Which lines in the records below contain the word "ffffff"? Copy each one.

==== Exercise material

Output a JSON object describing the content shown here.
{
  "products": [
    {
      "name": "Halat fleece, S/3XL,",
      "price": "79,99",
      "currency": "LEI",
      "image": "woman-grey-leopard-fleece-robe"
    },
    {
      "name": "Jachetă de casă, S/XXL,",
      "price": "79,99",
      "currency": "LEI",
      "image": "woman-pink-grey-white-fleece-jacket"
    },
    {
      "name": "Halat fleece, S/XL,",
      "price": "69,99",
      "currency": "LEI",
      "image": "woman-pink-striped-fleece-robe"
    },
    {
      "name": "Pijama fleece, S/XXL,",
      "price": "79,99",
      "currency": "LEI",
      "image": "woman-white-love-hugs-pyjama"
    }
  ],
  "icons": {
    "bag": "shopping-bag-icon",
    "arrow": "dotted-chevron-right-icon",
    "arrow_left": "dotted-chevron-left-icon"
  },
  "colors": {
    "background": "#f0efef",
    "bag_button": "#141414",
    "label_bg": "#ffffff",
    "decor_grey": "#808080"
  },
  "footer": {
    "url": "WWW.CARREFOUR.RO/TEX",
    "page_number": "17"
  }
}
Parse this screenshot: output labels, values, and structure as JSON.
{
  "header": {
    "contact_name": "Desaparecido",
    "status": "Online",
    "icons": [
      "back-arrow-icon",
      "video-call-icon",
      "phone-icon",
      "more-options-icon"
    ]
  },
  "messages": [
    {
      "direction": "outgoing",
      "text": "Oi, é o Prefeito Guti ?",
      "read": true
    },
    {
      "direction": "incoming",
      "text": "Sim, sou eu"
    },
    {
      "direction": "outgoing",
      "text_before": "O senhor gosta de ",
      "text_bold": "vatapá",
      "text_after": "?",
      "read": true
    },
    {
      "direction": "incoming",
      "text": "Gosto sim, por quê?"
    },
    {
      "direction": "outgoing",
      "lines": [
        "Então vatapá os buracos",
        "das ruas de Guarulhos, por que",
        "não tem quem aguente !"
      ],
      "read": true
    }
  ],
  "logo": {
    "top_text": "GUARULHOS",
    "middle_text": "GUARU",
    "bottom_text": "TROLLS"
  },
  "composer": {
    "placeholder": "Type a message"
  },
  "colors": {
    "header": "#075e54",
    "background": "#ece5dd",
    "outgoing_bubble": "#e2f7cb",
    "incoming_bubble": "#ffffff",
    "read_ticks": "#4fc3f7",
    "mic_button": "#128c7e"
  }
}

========

**Answer space**
    "label_bg": "#ffffff",
    "incoming_bubble": "#ffffff",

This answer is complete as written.